> _Task_
Among the lines of the entries below, count those containing the word "JSON" and answer with the number only.

> _Recorded information_
§ §

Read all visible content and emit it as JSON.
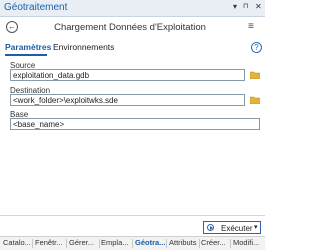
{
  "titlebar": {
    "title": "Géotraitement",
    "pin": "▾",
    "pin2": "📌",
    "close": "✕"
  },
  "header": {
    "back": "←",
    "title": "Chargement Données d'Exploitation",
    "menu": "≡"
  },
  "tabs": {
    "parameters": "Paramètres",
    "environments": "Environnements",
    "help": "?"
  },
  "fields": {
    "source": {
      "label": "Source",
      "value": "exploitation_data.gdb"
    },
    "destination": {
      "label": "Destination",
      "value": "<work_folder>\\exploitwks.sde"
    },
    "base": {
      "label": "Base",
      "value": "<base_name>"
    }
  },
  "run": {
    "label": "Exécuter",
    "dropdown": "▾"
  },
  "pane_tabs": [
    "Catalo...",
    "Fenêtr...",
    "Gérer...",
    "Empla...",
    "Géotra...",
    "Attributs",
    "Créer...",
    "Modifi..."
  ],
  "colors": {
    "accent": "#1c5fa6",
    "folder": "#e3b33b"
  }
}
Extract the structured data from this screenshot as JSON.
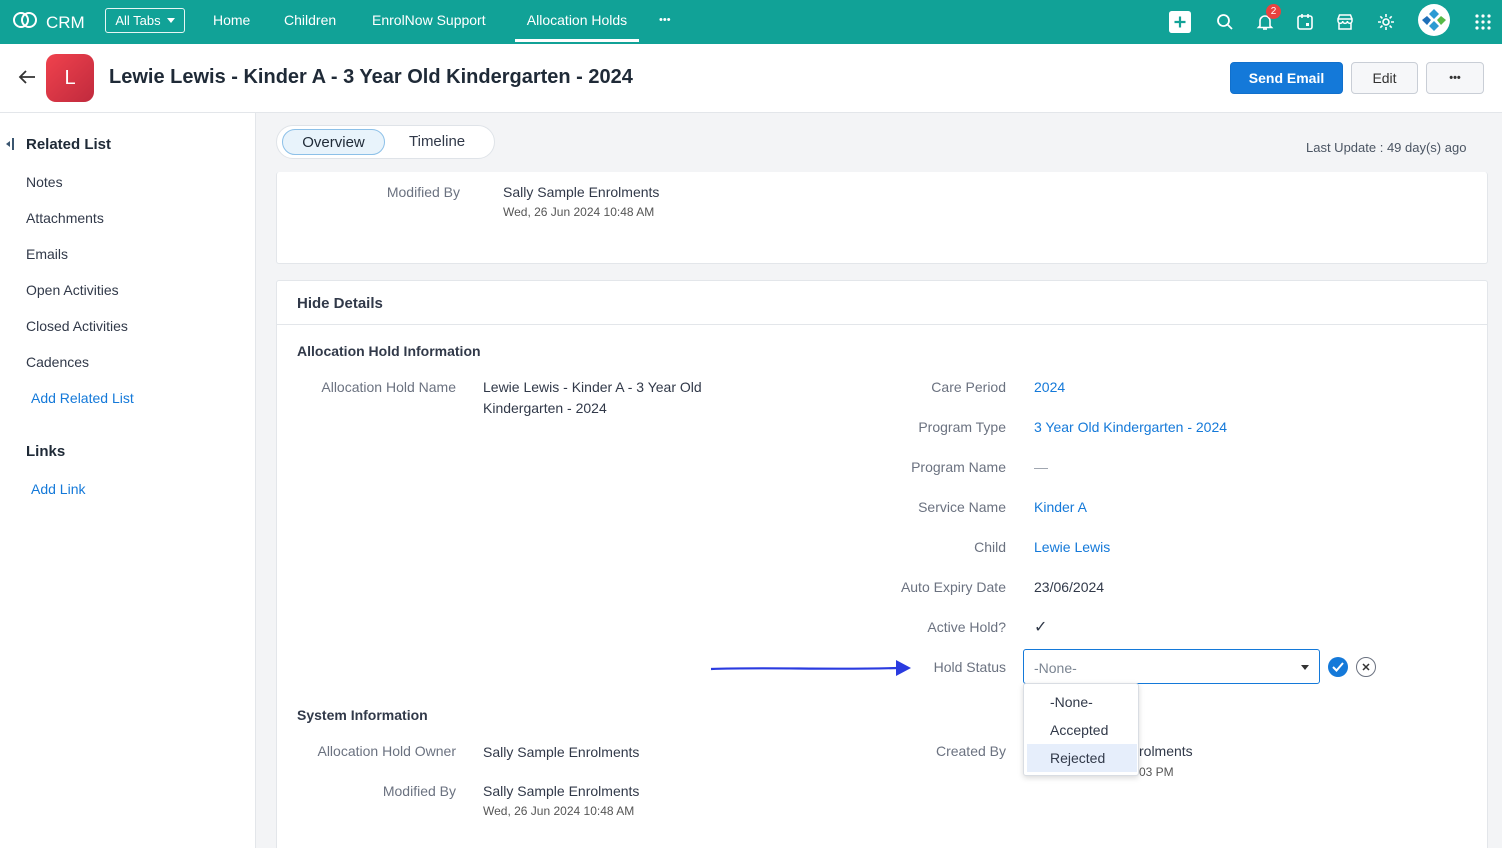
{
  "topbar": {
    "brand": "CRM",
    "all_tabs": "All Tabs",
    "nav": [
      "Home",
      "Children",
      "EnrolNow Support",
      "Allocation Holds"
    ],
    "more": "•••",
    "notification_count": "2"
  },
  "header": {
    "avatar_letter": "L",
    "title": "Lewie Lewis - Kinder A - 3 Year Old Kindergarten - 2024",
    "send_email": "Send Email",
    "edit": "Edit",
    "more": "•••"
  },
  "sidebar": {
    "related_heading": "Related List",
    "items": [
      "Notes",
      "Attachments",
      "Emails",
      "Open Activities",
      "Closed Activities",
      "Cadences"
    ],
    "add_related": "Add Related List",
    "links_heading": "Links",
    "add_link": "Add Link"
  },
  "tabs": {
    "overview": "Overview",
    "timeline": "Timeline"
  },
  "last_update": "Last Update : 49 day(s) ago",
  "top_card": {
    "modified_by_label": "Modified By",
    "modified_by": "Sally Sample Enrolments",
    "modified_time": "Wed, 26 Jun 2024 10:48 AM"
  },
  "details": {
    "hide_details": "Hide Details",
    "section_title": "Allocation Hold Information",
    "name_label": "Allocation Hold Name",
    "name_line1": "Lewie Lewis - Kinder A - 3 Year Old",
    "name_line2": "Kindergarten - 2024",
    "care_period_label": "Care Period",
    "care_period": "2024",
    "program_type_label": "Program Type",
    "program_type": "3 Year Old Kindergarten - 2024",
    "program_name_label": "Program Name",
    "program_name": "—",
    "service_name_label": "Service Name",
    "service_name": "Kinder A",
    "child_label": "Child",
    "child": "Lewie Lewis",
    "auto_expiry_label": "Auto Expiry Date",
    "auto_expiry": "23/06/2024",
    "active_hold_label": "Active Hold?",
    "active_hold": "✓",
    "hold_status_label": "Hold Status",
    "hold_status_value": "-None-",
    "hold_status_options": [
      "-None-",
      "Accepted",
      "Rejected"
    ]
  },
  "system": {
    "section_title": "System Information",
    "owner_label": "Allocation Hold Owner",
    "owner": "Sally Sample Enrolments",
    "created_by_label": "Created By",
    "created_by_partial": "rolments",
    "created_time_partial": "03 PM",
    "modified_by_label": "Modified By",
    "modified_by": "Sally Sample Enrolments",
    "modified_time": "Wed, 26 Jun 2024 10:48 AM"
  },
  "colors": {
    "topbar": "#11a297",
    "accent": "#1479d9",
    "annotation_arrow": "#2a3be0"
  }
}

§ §

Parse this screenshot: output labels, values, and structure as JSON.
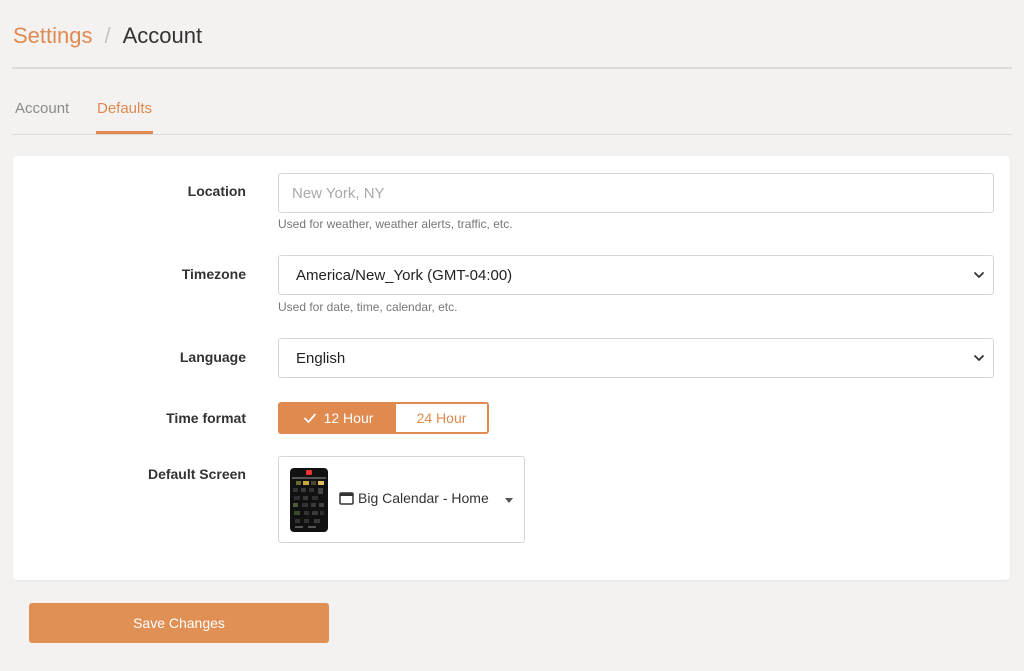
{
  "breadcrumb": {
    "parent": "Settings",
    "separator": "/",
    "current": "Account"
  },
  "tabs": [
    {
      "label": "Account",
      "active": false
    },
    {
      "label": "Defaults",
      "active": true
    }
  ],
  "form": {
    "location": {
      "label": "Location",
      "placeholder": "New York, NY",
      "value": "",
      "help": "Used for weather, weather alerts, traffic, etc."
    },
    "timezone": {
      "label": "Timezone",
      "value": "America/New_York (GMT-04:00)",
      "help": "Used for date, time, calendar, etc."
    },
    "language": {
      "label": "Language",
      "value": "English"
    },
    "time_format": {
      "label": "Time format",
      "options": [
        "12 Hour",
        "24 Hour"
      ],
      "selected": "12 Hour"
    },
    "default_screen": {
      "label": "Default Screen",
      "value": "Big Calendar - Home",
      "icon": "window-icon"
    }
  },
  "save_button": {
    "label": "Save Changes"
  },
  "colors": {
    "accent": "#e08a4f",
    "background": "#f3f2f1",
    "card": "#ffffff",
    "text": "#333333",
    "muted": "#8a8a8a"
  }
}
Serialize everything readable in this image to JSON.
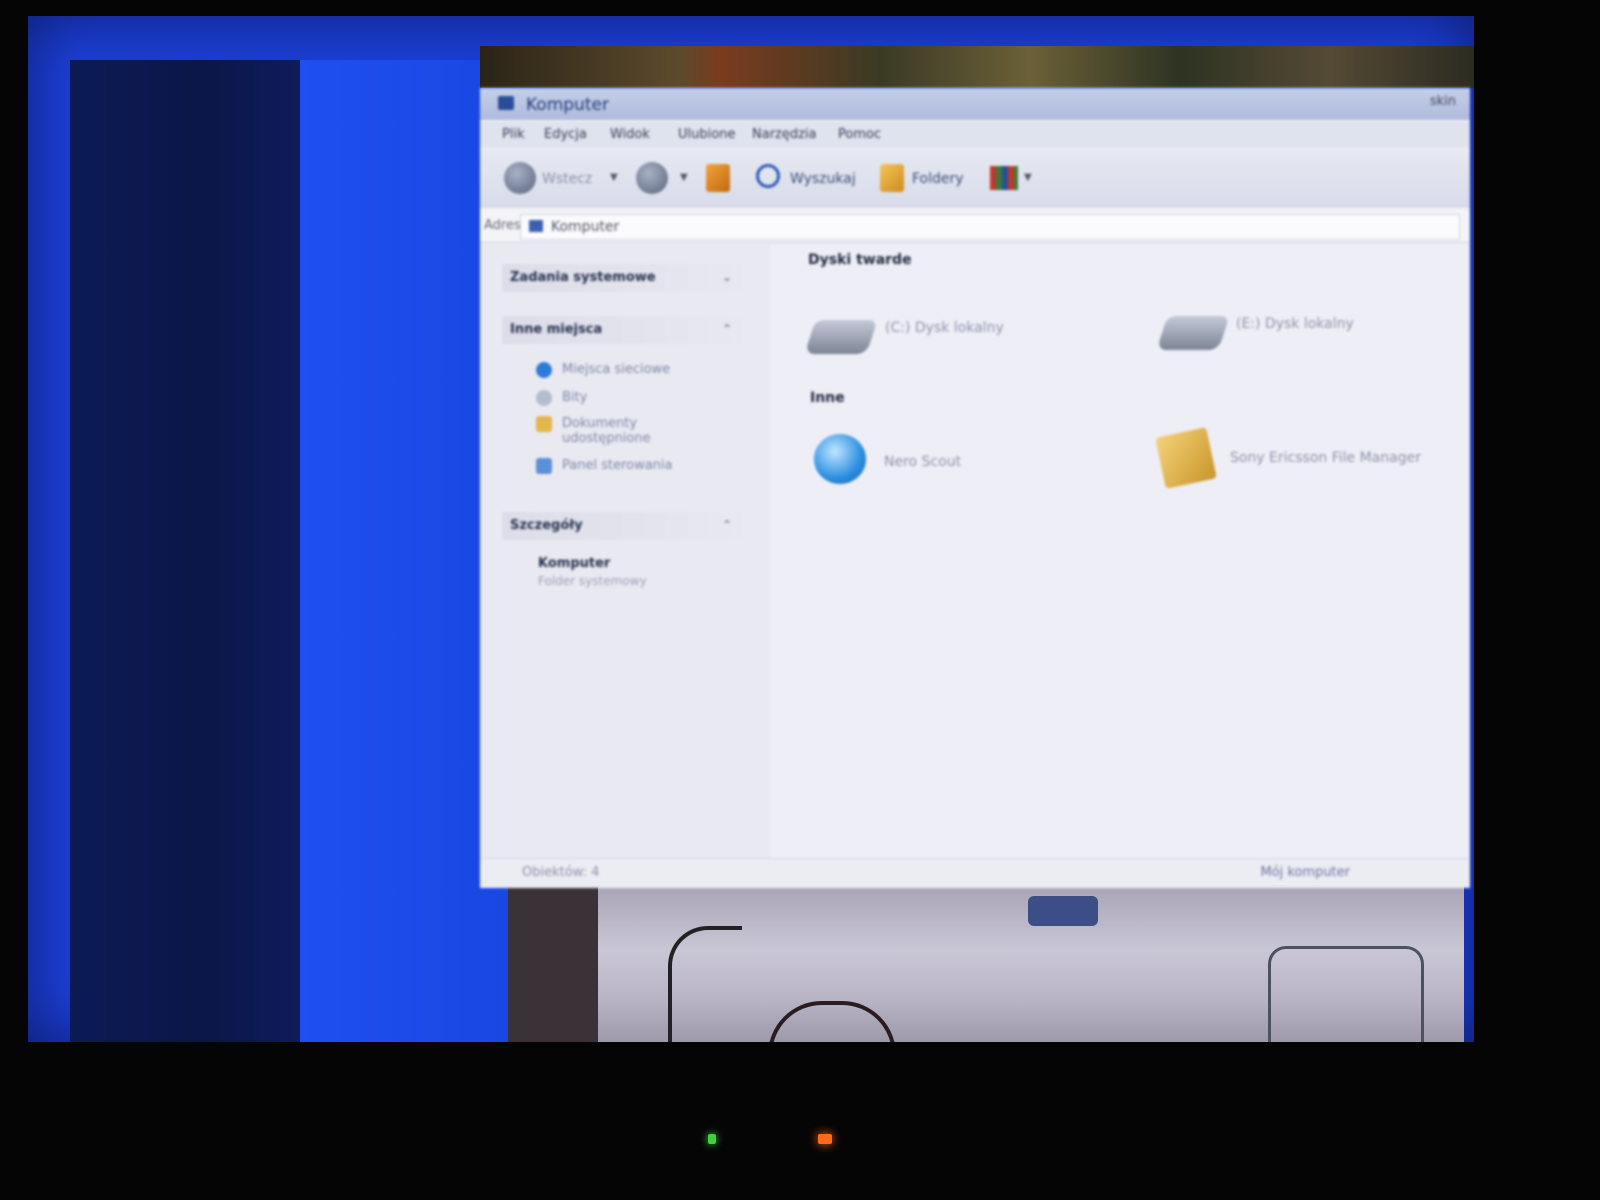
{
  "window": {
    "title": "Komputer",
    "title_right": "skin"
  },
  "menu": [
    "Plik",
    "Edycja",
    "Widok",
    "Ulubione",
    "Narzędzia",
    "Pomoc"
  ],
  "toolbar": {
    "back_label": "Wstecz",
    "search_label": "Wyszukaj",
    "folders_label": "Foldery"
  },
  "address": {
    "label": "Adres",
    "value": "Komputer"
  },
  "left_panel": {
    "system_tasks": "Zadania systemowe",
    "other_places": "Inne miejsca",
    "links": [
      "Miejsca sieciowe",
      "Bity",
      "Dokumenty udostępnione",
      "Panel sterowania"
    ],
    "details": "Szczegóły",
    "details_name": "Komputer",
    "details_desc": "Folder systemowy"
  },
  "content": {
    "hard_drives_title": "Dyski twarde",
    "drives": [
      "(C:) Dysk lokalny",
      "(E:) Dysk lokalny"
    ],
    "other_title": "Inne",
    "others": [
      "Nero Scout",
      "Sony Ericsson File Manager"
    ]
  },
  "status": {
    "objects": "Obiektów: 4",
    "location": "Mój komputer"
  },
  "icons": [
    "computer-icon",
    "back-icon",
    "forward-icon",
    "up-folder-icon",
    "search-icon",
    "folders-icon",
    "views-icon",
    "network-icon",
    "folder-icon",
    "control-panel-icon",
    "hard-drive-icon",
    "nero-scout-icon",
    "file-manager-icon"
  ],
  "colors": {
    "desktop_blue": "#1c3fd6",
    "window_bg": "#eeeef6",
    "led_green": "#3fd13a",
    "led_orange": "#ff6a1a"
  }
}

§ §

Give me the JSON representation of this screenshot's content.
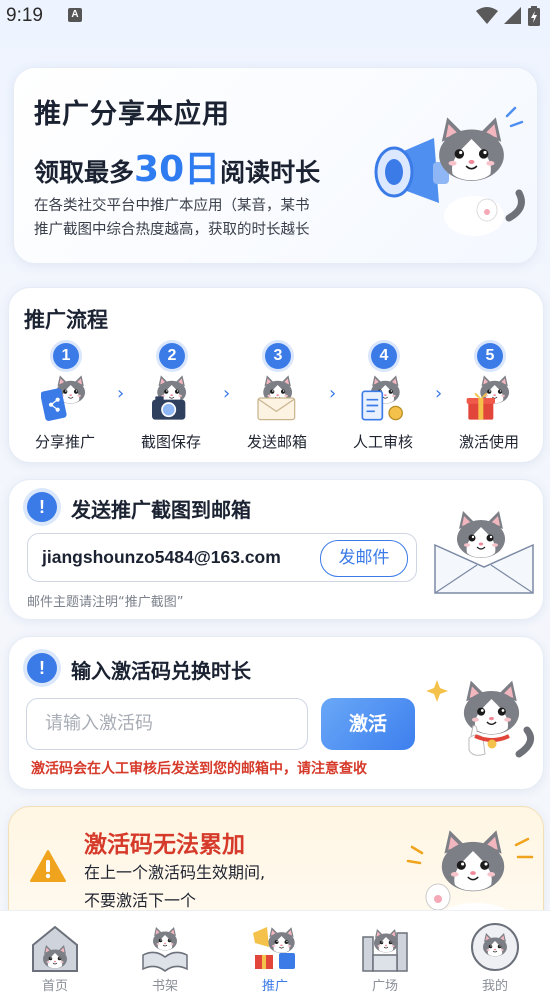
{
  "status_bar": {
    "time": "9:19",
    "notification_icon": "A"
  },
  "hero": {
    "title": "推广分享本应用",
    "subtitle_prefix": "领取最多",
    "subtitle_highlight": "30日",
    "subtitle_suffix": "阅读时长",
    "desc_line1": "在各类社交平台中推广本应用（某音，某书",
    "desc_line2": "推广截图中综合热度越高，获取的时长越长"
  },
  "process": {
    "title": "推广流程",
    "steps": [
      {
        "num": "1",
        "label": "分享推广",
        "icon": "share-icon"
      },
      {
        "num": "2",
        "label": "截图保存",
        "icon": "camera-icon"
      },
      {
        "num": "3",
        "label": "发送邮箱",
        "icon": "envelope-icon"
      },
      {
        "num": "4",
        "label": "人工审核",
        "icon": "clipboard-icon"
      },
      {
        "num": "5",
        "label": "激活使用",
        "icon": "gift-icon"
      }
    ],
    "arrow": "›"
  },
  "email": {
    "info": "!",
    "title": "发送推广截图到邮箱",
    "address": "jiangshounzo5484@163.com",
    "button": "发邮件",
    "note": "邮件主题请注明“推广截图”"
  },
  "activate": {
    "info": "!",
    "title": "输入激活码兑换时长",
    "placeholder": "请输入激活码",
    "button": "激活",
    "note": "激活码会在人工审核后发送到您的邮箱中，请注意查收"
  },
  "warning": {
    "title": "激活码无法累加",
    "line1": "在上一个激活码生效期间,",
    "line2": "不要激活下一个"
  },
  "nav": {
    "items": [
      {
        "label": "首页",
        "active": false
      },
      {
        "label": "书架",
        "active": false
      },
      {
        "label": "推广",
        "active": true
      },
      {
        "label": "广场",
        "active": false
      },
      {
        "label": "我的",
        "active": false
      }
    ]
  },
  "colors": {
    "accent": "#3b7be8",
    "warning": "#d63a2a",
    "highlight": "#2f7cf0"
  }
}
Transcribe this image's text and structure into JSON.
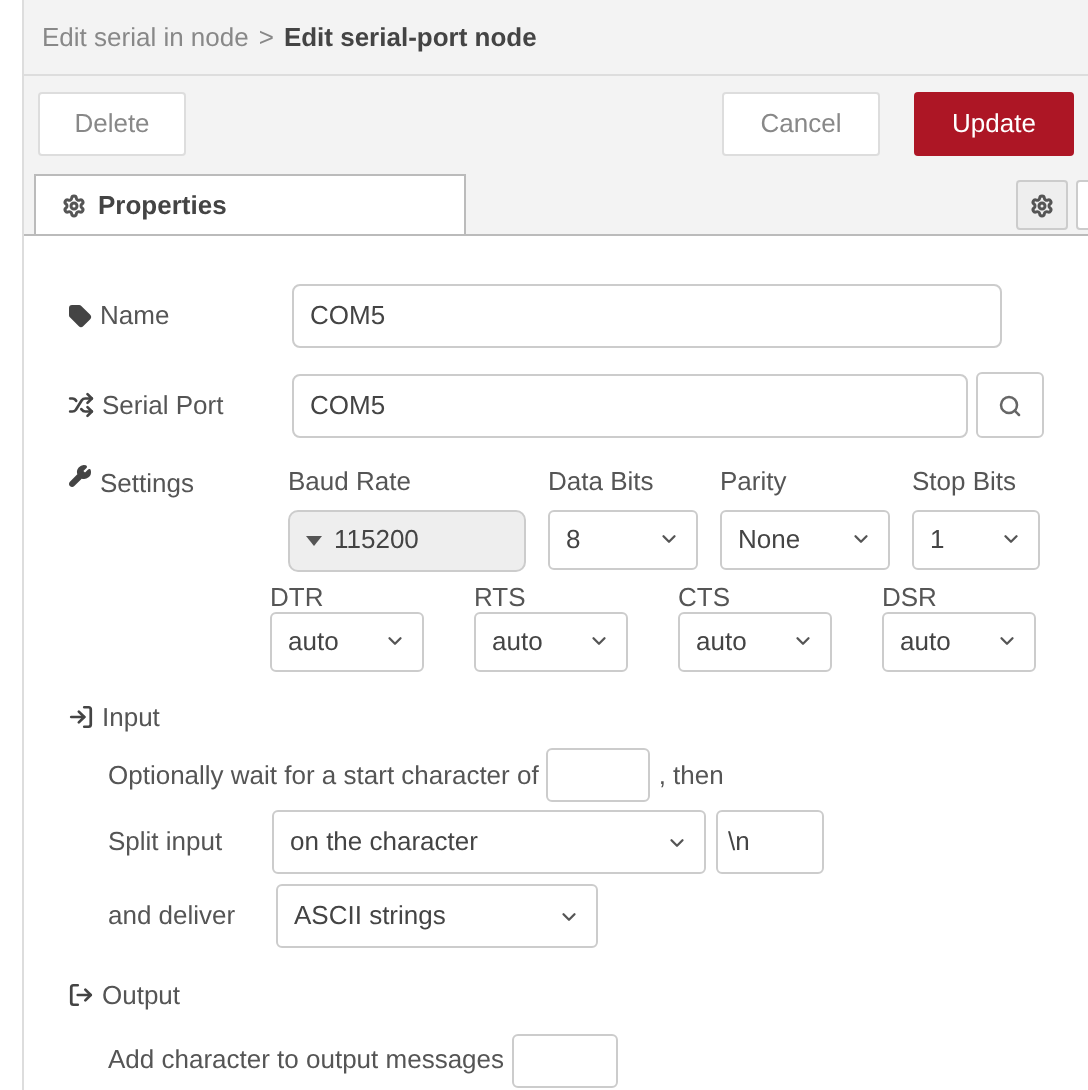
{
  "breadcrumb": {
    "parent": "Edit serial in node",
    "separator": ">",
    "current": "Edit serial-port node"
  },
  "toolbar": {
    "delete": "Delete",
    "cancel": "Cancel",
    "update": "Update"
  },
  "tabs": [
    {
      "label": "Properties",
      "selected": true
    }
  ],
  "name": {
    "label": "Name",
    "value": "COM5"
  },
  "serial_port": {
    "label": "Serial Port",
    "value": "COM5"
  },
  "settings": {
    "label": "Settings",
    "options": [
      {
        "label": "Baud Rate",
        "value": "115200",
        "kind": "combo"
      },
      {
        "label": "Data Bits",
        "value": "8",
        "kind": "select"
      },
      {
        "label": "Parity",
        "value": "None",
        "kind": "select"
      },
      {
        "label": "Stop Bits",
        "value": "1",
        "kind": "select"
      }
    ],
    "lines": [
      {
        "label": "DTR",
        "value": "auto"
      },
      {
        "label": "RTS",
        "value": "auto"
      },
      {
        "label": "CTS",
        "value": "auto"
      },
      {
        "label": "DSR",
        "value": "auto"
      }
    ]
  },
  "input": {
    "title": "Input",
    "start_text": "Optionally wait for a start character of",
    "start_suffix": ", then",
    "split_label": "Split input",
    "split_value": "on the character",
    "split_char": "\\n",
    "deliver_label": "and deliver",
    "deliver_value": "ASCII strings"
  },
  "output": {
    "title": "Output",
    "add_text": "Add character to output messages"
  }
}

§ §

> _Response to this task_
6